** DATA SHOWN follows **

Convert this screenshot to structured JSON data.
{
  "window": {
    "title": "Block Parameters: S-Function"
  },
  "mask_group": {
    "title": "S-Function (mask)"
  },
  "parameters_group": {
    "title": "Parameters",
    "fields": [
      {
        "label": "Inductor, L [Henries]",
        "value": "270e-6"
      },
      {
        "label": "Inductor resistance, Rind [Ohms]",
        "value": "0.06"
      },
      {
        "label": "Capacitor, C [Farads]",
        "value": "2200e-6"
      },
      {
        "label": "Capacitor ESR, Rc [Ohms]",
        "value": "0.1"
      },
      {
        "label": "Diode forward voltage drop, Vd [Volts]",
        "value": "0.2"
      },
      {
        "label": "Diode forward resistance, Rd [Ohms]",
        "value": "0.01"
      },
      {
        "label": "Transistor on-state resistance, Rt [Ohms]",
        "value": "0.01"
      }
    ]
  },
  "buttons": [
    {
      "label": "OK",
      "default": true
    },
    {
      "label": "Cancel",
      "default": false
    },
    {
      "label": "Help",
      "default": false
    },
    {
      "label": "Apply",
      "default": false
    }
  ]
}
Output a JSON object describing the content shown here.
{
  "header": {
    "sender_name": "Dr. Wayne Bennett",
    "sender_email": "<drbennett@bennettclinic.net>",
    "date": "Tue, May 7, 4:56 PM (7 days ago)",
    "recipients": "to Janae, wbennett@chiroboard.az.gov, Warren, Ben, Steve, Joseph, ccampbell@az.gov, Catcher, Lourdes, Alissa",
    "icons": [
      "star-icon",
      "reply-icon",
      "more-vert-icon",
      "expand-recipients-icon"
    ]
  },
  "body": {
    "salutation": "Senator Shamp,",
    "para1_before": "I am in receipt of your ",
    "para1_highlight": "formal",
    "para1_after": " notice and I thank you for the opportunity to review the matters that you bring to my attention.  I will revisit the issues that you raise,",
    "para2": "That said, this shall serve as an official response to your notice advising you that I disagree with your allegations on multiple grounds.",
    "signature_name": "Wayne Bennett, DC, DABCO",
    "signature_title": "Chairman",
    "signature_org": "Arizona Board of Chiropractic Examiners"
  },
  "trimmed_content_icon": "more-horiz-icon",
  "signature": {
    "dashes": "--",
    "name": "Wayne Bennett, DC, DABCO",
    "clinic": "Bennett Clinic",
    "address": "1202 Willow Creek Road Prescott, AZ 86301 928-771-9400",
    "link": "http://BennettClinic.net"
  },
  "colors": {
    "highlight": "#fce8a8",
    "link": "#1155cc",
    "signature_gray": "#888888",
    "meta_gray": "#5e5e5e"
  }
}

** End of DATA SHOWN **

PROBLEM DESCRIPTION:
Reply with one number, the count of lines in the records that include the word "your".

SOLUTION BELOW:
2